**Provided material:**
------------------------

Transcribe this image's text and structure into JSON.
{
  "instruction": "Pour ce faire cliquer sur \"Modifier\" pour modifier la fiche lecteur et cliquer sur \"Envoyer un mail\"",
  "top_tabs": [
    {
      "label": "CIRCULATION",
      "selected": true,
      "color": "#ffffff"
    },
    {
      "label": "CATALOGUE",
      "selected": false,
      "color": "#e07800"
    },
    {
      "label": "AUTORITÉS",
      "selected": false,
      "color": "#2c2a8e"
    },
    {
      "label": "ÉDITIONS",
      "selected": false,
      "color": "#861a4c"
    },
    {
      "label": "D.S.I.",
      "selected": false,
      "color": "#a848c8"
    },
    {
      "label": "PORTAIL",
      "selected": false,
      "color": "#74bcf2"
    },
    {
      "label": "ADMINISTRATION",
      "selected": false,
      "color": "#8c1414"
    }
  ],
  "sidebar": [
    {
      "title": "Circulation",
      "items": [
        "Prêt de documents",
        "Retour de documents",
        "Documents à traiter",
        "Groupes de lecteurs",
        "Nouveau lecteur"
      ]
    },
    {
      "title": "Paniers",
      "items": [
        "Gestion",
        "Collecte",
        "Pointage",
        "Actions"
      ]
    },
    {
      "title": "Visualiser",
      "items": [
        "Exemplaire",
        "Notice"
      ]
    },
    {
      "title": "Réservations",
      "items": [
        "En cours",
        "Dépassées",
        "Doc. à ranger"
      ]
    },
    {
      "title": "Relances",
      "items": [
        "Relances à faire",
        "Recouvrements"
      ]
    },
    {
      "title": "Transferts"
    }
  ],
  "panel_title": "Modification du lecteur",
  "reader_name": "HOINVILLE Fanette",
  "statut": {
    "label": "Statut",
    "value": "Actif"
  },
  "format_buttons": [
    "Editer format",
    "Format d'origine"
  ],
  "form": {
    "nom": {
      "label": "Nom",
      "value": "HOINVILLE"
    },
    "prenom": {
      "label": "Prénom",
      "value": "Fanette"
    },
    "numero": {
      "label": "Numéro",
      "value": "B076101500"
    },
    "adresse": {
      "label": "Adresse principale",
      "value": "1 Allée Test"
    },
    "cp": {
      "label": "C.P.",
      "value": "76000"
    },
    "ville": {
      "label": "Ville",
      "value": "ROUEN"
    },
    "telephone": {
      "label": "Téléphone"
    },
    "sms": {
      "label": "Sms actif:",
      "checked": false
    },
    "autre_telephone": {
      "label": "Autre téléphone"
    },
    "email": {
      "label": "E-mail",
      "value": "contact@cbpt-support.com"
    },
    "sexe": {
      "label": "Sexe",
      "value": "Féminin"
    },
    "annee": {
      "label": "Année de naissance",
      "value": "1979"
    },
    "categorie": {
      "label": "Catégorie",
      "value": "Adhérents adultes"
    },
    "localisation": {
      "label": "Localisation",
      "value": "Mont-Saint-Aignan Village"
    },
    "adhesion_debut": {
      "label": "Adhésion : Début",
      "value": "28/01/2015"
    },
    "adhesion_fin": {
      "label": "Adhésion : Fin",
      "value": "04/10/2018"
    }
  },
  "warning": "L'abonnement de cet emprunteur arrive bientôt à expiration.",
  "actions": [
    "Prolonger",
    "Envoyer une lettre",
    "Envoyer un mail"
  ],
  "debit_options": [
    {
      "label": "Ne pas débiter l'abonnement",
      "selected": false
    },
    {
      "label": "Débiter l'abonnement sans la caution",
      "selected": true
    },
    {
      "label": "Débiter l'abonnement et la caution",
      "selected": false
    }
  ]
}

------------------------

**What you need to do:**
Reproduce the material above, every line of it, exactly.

**Result of the task:**
Transcribe this image's text and structure into JSON.
{
  "instruction": "Pour ce faire cliquer sur \"Modifier\" pour modifier la fiche lecteur et cliquer sur \"Envoyer un mail\"",
  "top_tabs": [
    {
      "label": "CIRCULATION",
      "selected": true,
      "color": "#ffffff"
    },
    {
      "label": "CATALOGUE",
      "selected": false,
      "color": "#e07800"
    },
    {
      "label": "AUTORITÉS",
      "selected": false,
      "color": "#2c2a8e"
    },
    {
      "label": "ÉDITIONS",
      "selected": false,
      "color": "#861a4c"
    },
    {
      "label": "D.S.I.",
      "selected": false,
      "color": "#a848c8"
    },
    {
      "label": "PORTAIL",
      "selected": false,
      "color": "#74bcf2"
    },
    {
      "label": "ADMINISTRATION",
      "selected": false,
      "color": "#8c1414"
    }
  ],
  "sidebar": [
    {
      "title": "Circulation",
      "items": [
        "Prêt de documents",
        "Retour de documents",
        "Documents à traiter",
        "Groupes de lecteurs",
        "Nouveau lecteur"
      ]
    },
    {
      "title": "Paniers",
      "items": [
        "Gestion",
        "Collecte",
        "Pointage",
        "Actions"
      ]
    },
    {
      "title": "Visualiser",
      "items": [
        "Exemplaire",
        "Notice"
      ]
    },
    {
      "title": "Réservations",
      "items": [
        "En cours",
        "Dépassées",
        "Doc. à ranger"
      ]
    },
    {
      "title": "Relances",
      "items": [
        "Relances à faire",
        "Recouvrements"
      ]
    },
    {
      "title": "Transferts"
    }
  ],
  "panel_title": "Modification du lecteur",
  "reader_name": "HOINVILLE Fanette",
  "statut": {
    "label": "Statut",
    "value": "Actif"
  },
  "format_buttons": [
    "Editer format",
    "Format d'origine"
  ],
  "form": {
    "nom": {
      "label": "Nom",
      "value": "HOINVILLE"
    },
    "prenom": {
      "label": "Prénom",
      "value": "Fanette"
    },
    "numero": {
      "label": "Numéro",
      "value": "B076101500"
    },
    "adresse": {
      "label": "Adresse principale",
      "value": "1 Allée Test"
    },
    "cp": {
      "label": "C.P.",
      "value": "76000"
    },
    "ville": {
      "label": "Ville",
      "value": "ROUEN"
    },
    "telephone": {
      "label": "Téléphone"
    },
    "sms": {
      "label": "Sms actif:",
      "checked": false
    },
    "autre_telephone": {
      "label": "Autre téléphone"
    },
    "email": {
      "label": "E-mail",
      "value": "contact@cbpt-support.com"
    },
    "sexe": {
      "label": "Sexe",
      "value": "Féminin"
    },
    "annee": {
      "label": "Année de naissance",
      "value": "1979"
    },
    "categorie": {
      "label": "Catégorie",
      "value": "Adhérents adultes"
    },
    "localisation": {
      "label": "Localisation",
      "value": "Mont-Saint-Aignan Village"
    },
    "adhesion_debut": {
      "label": "Adhésion : Début",
      "value": "28/01/2015"
    },
    "adhesion_fin": {
      "label": "Adhésion : Fin",
      "value": "04/10/2018"
    }
  },
  "warning": "L'abonnement de cet emprunteur arrive bientôt à expiration.",
  "actions": [
    "Prolonger",
    "Envoyer une lettre",
    "Envoyer un mail"
  ],
  "debit_options": [
    {
      "label": "Ne pas débiter l'abonnement",
      "selected": false
    },
    {
      "label": "Débiter l'abonnement sans la caution",
      "selected": true
    },
    {
      "label": "Débiter l'abonnement et la caution",
      "selected": false
    }
  ]
}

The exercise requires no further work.